QUESTION: What do you see that gives you confidence that they are trying to work through it?
That’s enough for one day (May 15) at the State Department press briefing.
The Democrats have a similar problem on the issue of oversight. Beyond the immediate political desirability of looking tough on Kim Jung Il, Democrats are probably enamored of Patriot Act Section 311 sanctions as the prime example of the virtuous, consensual soft-power coercion they expect to apply as their primary diplomatic tool in the post-Bush era.
Also, with our hard-power forces bogged down in Iraq, financial sanctions look like one of the few effective weapons left in our arsenal—ones that should not be weakened by public criticism.
Blogs like China Matters, of course, don’t wield any political influence, so we don’t have the weight of the world on our shoulders.
We can follow the story—and the truth—where it leads.
But it’s also the right way.
Governments don’t lie just for the sake of speed and efficiency.
They lie because they haven’t managed to address real problems, because if these problems were revealed and discussed, our leaders might become discredited and lose the political initiative
Sometimes these are problems that can’t be solved. Sometimes the problems could have been solved but the lie has forestalled public scrutiny, so the caravan can move onto the next problem—and maybe the next lie…
…and the next, and the next…
…until the consequences of all those successful lies—the fatal accretion of faulty assumptions and failed policies–come home to roost.
What I believe we have on the BDA matter is a small clique trying to sabotage our current North Korean policy, not because it has a better policy, but because it wants to avoid accountability and responsibility for a policy that has already failed.
And I think the media and Congress should go after it.
It’s not an issue of giving Kim Jung Il a hand.
It’s a matter of helping the United States get out of a jam that the hardliners put us in—and perversely want to keep us in.

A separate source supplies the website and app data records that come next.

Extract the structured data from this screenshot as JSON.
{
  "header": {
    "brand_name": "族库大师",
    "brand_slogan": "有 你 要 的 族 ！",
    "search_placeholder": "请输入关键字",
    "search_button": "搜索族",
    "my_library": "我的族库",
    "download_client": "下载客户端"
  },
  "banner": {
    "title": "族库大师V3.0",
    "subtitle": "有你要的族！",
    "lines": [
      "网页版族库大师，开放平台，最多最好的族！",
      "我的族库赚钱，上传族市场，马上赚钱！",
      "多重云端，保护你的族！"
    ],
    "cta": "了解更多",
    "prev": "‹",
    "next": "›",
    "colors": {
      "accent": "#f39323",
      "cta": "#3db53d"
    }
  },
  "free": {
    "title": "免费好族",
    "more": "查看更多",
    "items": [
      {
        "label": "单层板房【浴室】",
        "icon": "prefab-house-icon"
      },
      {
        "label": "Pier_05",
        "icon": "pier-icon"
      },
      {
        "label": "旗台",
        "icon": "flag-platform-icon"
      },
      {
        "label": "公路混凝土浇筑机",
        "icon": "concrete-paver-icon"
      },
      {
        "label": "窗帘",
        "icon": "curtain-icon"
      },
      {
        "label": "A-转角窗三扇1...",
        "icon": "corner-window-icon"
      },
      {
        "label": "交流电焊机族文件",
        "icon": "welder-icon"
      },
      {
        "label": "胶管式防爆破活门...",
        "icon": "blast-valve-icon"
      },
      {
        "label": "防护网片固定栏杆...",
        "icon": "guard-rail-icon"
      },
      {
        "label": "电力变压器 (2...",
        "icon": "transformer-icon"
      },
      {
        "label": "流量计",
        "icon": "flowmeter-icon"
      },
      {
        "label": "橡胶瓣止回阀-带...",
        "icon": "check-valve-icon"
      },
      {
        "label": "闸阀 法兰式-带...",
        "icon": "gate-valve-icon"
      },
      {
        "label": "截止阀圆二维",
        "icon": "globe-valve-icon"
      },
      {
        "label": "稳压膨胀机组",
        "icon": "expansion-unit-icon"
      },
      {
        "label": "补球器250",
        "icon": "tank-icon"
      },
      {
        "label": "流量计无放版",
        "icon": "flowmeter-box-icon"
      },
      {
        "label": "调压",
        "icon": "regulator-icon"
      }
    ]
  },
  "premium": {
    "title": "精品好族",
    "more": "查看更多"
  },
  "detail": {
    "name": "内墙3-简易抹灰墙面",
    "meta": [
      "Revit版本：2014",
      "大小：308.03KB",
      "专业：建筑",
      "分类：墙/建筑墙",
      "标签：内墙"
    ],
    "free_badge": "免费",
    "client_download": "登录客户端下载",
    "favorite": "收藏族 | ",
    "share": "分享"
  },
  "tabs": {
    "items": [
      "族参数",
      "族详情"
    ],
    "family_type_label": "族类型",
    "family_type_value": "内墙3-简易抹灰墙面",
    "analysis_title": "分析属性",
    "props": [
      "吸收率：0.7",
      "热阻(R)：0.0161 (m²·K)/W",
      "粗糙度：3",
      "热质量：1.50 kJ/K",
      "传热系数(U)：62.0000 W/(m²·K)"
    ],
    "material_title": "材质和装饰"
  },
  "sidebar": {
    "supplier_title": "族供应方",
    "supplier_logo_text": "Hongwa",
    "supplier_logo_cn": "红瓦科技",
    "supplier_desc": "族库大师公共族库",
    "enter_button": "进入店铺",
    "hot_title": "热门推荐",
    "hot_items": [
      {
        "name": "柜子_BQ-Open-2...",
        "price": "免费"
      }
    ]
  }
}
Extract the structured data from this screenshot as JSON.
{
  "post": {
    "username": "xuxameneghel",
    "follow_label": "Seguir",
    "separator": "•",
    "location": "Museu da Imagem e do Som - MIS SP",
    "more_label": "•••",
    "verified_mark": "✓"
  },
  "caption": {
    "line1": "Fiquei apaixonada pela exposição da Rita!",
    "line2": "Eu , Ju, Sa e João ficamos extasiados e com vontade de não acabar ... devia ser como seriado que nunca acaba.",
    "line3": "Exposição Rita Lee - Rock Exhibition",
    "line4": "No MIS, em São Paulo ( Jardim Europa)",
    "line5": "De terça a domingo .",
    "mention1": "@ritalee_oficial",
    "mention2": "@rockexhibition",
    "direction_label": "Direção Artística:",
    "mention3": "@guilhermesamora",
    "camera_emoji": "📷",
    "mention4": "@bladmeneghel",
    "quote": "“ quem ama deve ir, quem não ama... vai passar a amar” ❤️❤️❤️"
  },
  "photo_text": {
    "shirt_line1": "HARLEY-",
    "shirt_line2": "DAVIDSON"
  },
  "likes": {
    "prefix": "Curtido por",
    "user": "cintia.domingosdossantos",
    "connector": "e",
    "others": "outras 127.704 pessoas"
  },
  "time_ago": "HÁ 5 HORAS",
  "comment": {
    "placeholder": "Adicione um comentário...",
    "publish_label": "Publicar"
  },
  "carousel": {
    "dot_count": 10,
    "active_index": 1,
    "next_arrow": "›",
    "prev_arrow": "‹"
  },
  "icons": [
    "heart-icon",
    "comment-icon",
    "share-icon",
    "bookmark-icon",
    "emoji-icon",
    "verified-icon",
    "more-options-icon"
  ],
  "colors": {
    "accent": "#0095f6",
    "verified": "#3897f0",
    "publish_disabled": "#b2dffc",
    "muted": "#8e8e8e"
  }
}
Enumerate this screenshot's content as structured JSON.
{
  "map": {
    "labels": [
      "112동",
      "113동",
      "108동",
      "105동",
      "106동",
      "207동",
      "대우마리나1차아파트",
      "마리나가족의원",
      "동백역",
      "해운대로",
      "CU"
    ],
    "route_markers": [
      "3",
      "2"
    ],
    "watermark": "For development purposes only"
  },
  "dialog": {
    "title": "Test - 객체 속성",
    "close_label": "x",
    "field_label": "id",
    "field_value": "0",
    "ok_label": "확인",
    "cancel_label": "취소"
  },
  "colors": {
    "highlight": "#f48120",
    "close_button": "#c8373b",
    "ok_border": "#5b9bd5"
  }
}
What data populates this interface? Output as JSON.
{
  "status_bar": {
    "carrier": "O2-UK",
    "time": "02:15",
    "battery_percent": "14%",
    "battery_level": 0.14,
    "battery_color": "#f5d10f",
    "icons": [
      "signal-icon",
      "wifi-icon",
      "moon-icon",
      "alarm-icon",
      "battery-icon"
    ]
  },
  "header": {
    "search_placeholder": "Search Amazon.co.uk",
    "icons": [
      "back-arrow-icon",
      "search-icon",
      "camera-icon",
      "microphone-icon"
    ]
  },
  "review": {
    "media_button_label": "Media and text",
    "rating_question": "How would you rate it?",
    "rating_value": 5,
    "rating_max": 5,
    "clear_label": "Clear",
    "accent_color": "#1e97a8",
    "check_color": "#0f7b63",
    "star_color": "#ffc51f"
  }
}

There’s no point anymore in giving failure the benefit of the doubt—or the protection of willfully obtuse and credulous coverage.